Start of Block

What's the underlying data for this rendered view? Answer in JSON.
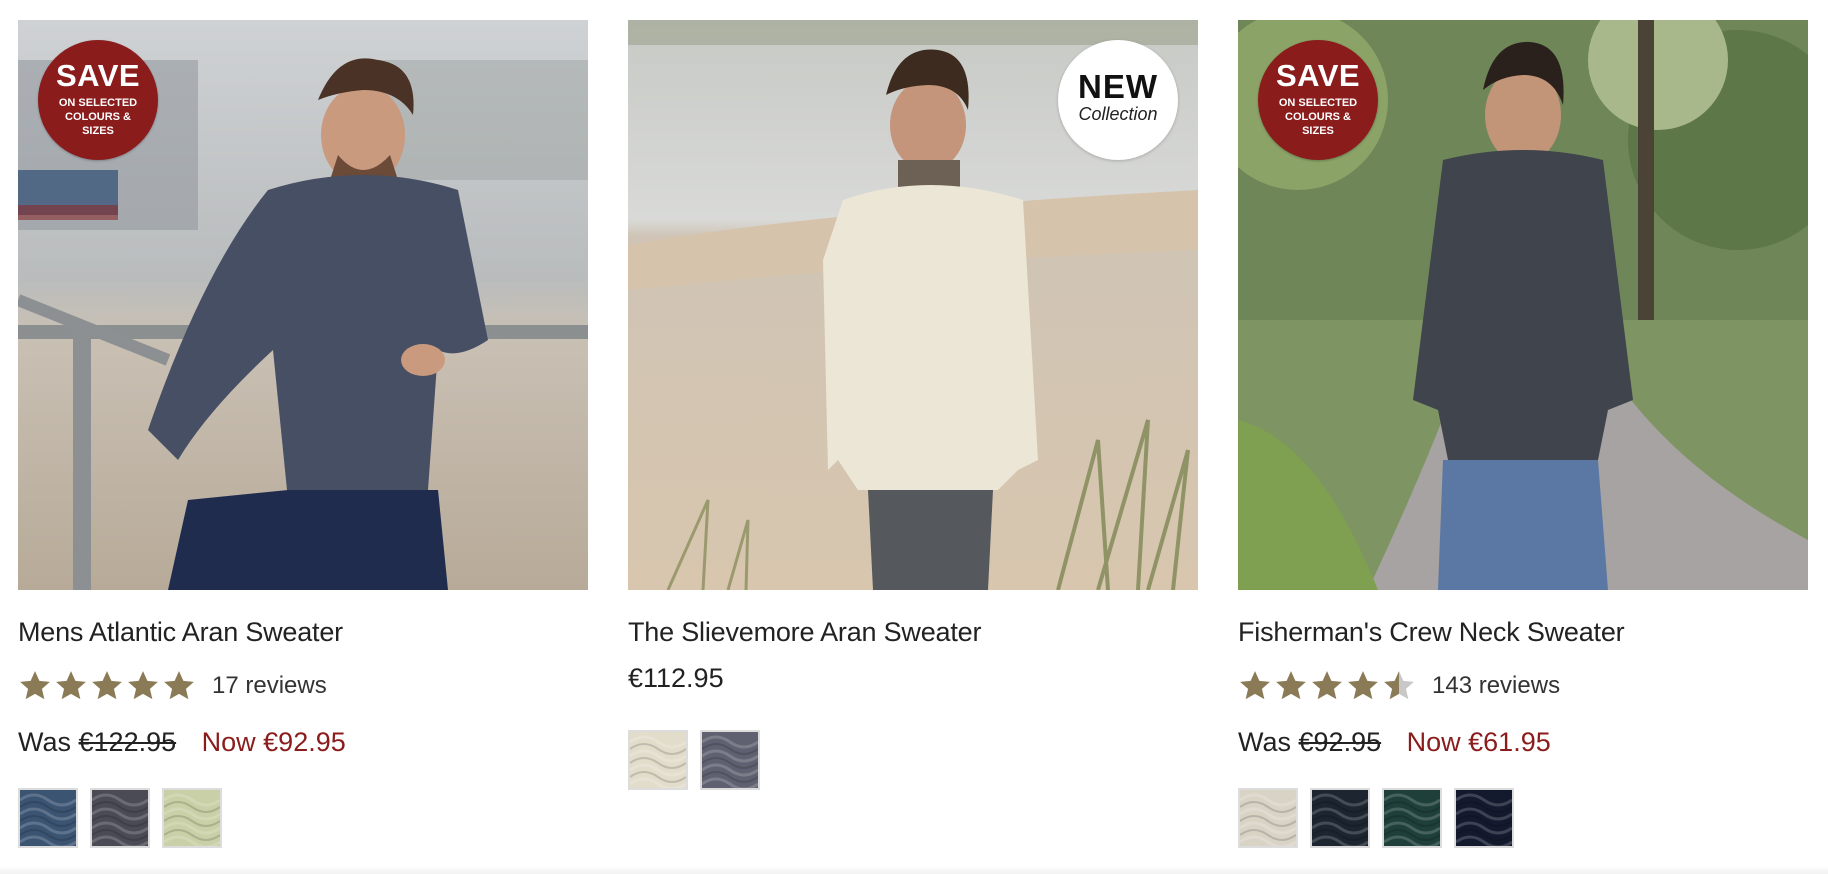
{
  "products": [
    {
      "title": "Mens Atlantic Aran Sweater",
      "badge": {
        "type": "save",
        "line1": "SAVE",
        "line2": "ON SELECTED COLOURS & SIZES"
      },
      "rating": 5,
      "reviews": "17 reviews",
      "was_label": "Was",
      "was_price": "€122.95",
      "now_price": "Now €92.95",
      "swatches": [
        {
          "name": "blue-marl",
          "color": "#3b5472"
        },
        {
          "name": "charcoal",
          "color": "#4a4b55"
        },
        {
          "name": "green-cream",
          "color": "#c9cfa6"
        }
      ]
    },
    {
      "title": "The Slievemore Aran Sweater",
      "badge": {
        "type": "new",
        "line1": "NEW",
        "line2": "Collection"
      },
      "price": "€112.95",
      "swatches": [
        {
          "name": "natural",
          "color": "#e2dccb"
        },
        {
          "name": "grey",
          "color": "#5f6170"
        }
      ]
    },
    {
      "title": "Fisherman's Crew Neck Sweater",
      "badge": {
        "type": "save",
        "line1": "SAVE",
        "line2": "ON SELECTED COLOURS & SIZES"
      },
      "rating": 4.5,
      "reviews": "143 reviews",
      "was_label": "Was",
      "was_price": "€92.95",
      "now_price": "Now €61.95",
      "swatches": [
        {
          "name": "natural",
          "color": "#d9d3c6"
        },
        {
          "name": "navy-black",
          "color": "#1c2530"
        },
        {
          "name": "dark-green",
          "color": "#1f3f3a"
        },
        {
          "name": "navy",
          "color": "#141a2e"
        }
      ]
    }
  ],
  "colors": {
    "accent_red": "#8a1c1c",
    "star_gold": "#8a7a55",
    "star_empty": "#c8c8c8"
  }
}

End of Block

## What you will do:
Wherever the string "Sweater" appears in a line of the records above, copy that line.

## Answer section:
      "title": "Mens Atlantic Aran Sweater",
      "title": "The Slievemore Aran Sweater",
      "title": "Fisherman's Crew Neck Sweater",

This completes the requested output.